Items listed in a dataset
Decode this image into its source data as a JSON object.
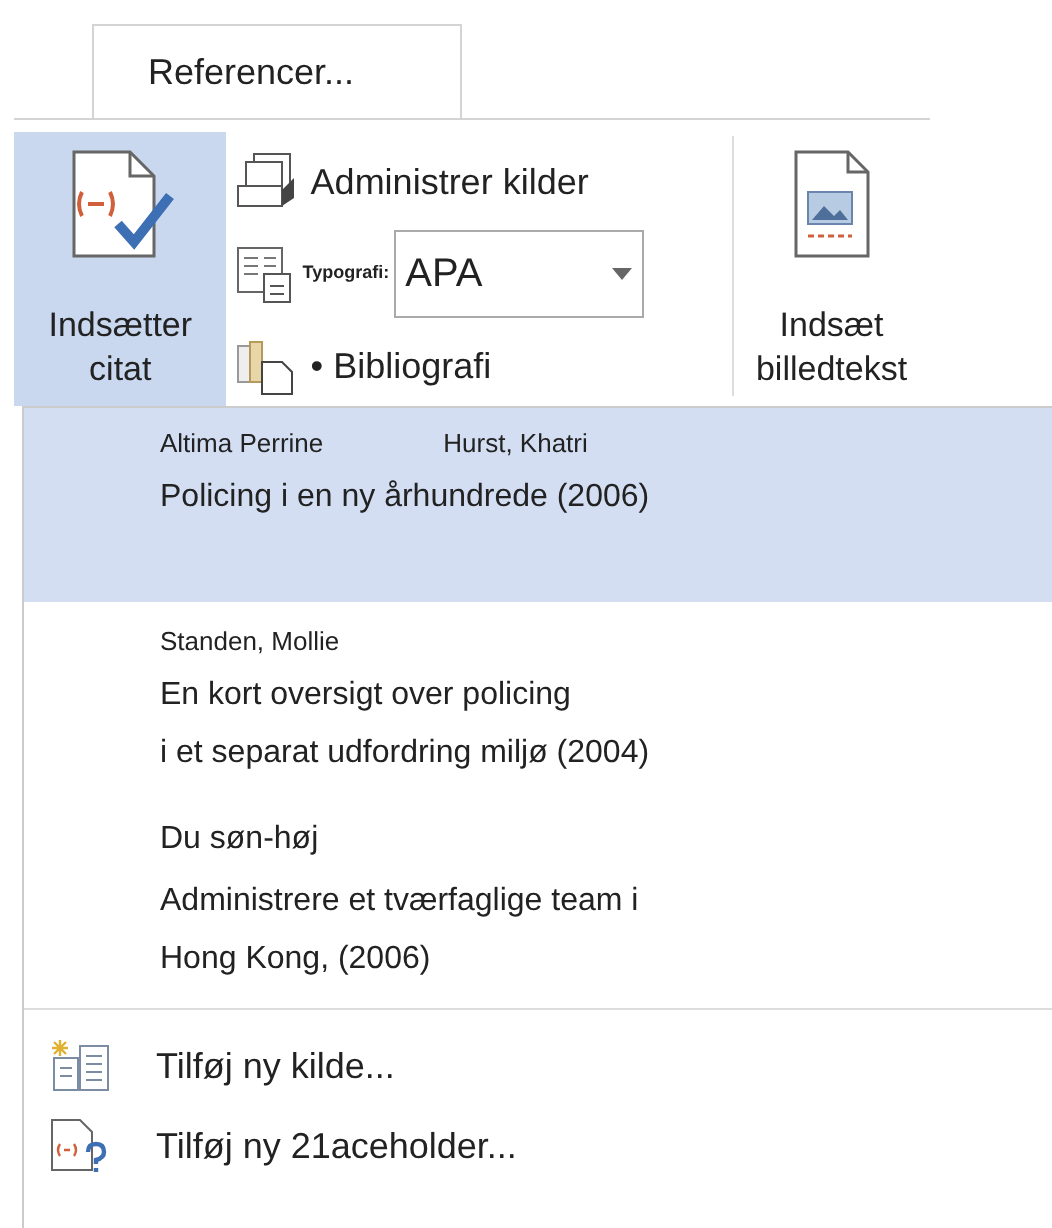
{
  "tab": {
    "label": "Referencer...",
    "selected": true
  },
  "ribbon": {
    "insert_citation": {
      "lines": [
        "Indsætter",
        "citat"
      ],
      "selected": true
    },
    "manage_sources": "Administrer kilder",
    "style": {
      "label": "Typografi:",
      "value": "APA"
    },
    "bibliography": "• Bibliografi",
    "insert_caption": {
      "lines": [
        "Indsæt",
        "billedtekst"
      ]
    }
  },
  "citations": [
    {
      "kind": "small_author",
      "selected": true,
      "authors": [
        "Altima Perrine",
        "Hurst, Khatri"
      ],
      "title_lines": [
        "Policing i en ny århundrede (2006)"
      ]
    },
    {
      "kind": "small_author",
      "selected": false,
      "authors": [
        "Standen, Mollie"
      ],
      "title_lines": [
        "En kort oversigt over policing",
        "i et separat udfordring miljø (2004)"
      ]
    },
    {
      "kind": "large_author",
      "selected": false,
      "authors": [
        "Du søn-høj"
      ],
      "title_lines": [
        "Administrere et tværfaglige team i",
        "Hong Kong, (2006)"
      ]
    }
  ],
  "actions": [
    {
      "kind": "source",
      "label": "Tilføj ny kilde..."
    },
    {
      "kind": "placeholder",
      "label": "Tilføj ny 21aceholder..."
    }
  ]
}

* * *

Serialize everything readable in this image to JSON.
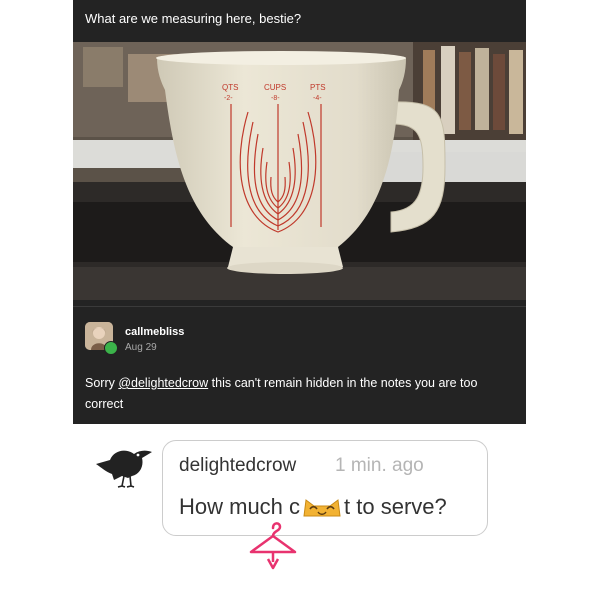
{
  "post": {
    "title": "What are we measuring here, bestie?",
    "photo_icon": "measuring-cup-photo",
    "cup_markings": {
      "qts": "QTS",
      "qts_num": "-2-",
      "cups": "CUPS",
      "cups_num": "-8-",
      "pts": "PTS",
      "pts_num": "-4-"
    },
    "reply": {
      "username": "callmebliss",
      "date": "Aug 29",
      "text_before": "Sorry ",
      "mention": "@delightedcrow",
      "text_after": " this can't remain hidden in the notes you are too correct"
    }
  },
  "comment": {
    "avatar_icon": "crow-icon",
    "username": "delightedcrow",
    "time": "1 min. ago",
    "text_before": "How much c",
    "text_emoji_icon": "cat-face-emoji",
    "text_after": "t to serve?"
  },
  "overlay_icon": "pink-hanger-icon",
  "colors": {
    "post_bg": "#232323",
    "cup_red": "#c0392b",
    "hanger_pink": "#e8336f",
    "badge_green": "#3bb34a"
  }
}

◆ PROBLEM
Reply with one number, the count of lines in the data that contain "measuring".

◆ EXERCISE SOLUTION
2